“Tomorrow we’re seeing that maybe slightly windier, but we’re also seeing that the humidity will be higher, and which will help maybe offset that wind, but right now today since we haven’t experienced any problems, we’re having faith that tomorrow will go through without any issues either,” said Williams.

Williams says that they have a surveillance video from the company and the business to the north to try and help figure out how this fire started. Right now, they do not see it as suspicious.

Squads are stationed at nearby homes and businesses to stay on top of anything that may happen in those areas and to ensure the community feels protected.

Crews expect to be working for at least the next few days until the fire is fully out.

Monday, Oct. 31 – 10 p.m. update:

More than a full day after it started, the fire is still burning.

The fire is fully contained, but there is concern that it could quickly change with the wind expected to pick up Tuesday and switch directions.

“We believe when wind hits, it’s going to flare it all back up and intensify when the wind hits it tomorrow, which is pretty standard anytime you get a fire like this, that has deep, deep smoldering debris, anytime you have wind it’s going to flare up and increase that intensity,” said Williams. “They’re supposed to go into more of a fire danger index for grassland tomorrow which also creates a problem with these embers spreading off of here when the wind comes up.”

The cause of the fire is still under investigation.

Williams says that the recycling center was inspected not too long ago and was up to the current fire code.
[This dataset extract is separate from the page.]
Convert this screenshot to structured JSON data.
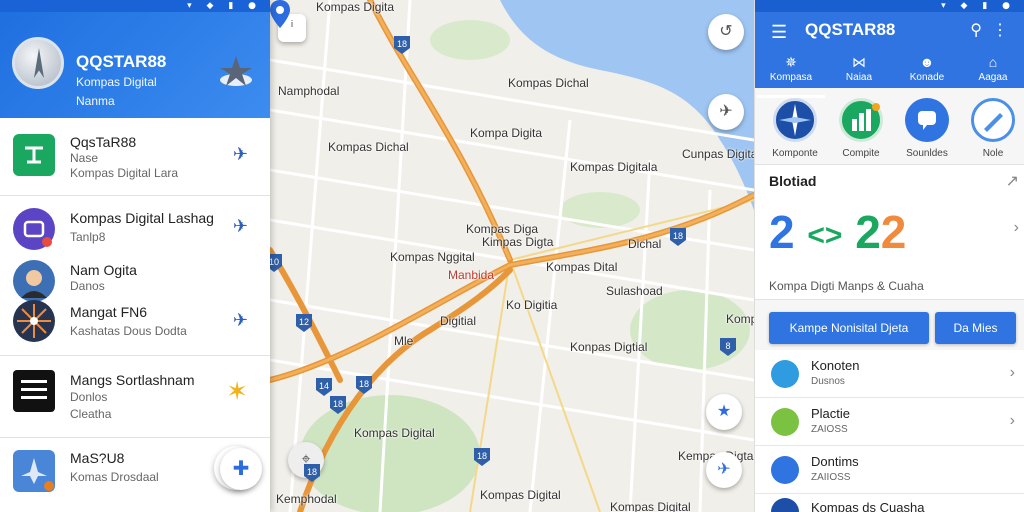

He also says that there were no hazardous materials included in what is burning.

People who live in the area will be on guard over the next few days and on the lookout for any signs that the fire is growing.

Monday, Oct. 31 – 4:30 p.m. update:

Williams says they have contained the spread of the fire, but with the upcoming change in wind direction, the fire danger index increases.

“Everything being done right now is totally focused on getting ready for the wind switch tomorrow morning,” Williams said. “We’ve moved all of our aerial trucks to the north end, getting ready to combat that when the wind switches tomorrow morning.”

Williams said that Evergreen Recycling has also been helping.

“The Evergreen Company here has also been assisting by moving some of their pallets and some of their product on the north end there. They’re moving it further away and to the west to get away from that southwest wind,” said Williams.

Sunday, Oct. 30 update:

The fire broke out Sunday night just before 8 p.m. in the 300 block of W. 53rd Street North. The fire was clearly visible on KSN’s SkyView camera.

The Wichita Fire Department said a large mass of wood products was burning and that thousands of gallons have been dumped on the fire.

Crews are still working to get the fire under control due to the depth of the materials involved.

The Wichita Fire Department said residents can expect a smoke odor and visible smoke in the area until the fire is determined to be under control by fire crews. The smoke coming from the fire will be similar to a campfire.

Crews will be monitoring the weather to ensure that embers remain around the vicinity of the fire scene.

Due to the fire’s size, the Wichita Fire Department says it will “persist for an undetermined amount of time.”

The Salvation Army South Central Area Command’s Emergency Disaster Services teams are providing hydration and food support for firefighters.